Your instructions.
Word for word, set down the entries below.

Provided records.
# # # # #

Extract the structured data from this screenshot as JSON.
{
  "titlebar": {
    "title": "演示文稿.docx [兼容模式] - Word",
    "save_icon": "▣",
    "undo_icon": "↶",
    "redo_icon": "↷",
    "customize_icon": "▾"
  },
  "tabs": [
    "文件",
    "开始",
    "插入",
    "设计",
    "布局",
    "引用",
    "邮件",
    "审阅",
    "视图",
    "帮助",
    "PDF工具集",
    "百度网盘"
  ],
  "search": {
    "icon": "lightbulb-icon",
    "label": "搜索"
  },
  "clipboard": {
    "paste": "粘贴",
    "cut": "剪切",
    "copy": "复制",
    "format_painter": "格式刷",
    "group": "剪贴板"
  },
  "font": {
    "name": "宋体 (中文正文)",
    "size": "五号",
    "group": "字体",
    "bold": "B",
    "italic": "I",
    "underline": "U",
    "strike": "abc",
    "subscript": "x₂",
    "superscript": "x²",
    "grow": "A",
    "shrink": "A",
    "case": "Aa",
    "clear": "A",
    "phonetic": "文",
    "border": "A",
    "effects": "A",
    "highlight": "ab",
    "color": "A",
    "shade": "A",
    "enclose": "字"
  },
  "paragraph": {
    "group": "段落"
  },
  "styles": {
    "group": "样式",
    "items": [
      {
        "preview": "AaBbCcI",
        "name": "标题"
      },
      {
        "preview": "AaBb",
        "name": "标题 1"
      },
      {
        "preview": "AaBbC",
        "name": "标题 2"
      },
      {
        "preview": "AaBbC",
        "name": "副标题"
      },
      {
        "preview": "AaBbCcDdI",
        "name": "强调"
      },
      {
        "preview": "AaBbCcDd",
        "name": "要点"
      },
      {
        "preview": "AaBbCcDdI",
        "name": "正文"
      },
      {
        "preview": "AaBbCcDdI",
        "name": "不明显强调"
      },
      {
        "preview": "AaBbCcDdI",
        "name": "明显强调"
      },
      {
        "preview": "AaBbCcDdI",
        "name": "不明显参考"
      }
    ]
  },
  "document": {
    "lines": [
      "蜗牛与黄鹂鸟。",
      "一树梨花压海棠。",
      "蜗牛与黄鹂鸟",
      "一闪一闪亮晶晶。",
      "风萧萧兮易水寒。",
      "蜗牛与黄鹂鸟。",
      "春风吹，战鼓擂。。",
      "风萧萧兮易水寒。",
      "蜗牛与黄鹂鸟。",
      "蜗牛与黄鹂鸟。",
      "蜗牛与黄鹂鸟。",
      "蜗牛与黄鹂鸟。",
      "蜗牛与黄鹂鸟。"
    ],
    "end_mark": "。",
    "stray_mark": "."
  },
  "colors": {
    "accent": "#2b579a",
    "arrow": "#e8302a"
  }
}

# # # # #

Expected answer.
Extract the structured data from this screenshot as JSON.
{
  "titlebar": {
    "title": "演示文稿.docx [兼容模式] - Word",
    "save_icon": "▣",
    "undo_icon": "↶",
    "redo_icon": "↷",
    "customize_icon": "▾"
  },
  "tabs": [
    "文件",
    "开始",
    "插入",
    "设计",
    "布局",
    "引用",
    "邮件",
    "审阅",
    "视图",
    "帮助",
    "PDF工具集",
    "百度网盘"
  ],
  "search": {
    "icon": "lightbulb-icon",
    "label": "搜索"
  },
  "clipboard": {
    "paste": "粘贴",
    "cut": "剪切",
    "copy": "复制",
    "format_painter": "格式刷",
    "group": "剪贴板"
  },
  "font": {
    "name": "宋体 (中文正文)",
    "size": "五号",
    "group": "字体",
    "bold": "B",
    "italic": "I",
    "underline": "U",
    "strike": "abc",
    "subscript": "x₂",
    "superscript": "x²",
    "grow": "A",
    "shrink": "A",
    "case": "Aa",
    "clear": "A",
    "phonetic": "文",
    "border": "A",
    "effects": "A",
    "highlight": "ab",
    "color": "A",
    "shade": "A",
    "enclose": "字"
  },
  "paragraph": {
    "group": "段落"
  },
  "styles": {
    "group": "样式",
    "items": [
      {
        "preview": "AaBbCcI",
        "name": "标题"
      },
      {
        "preview": "AaBb",
        "name": "标题 1"
      },
      {
        "preview": "AaBbC",
        "name": "标题 2"
      },
      {
        "preview": "AaBbC",
        "name": "副标题"
      },
      {
        "preview": "AaBbCcDdI",
        "name": "强调"
      },
      {
        "preview": "AaBbCcDd",
        "name": "要点"
      },
      {
        "preview": "AaBbCcDdI",
        "name": "正文"
      },
      {
        "preview": "AaBbCcDdI",
        "name": "不明显强调"
      },
      {
        "preview": "AaBbCcDdI",
        "name": "明显强调"
      },
      {
        "preview": "AaBbCcDdI",
        "name": "不明显参考"
      }
    ]
  },
  "document": {
    "lines": [
      "蜗牛与黄鹂鸟。",
      "一树梨花压海棠。",
      "蜗牛与黄鹂鸟",
      "一闪一闪亮晶晶。",
      "风萧萧兮易水寒。",
      "蜗牛与黄鹂鸟。",
      "春风吹，战鼓擂。。",
      "风萧萧兮易水寒。",
      "蜗牛与黄鹂鸟。",
      "蜗牛与黄鹂鸟。",
      "蜗牛与黄鹂鸟。",
      "蜗牛与黄鹂鸟。",
      "蜗牛与黄鹂鸟。"
    ],
    "end_mark": "。",
    "stray_mark": "."
  },
  "colors": {
    "accent": "#2b579a",
    "arrow": "#e8302a"
  }
}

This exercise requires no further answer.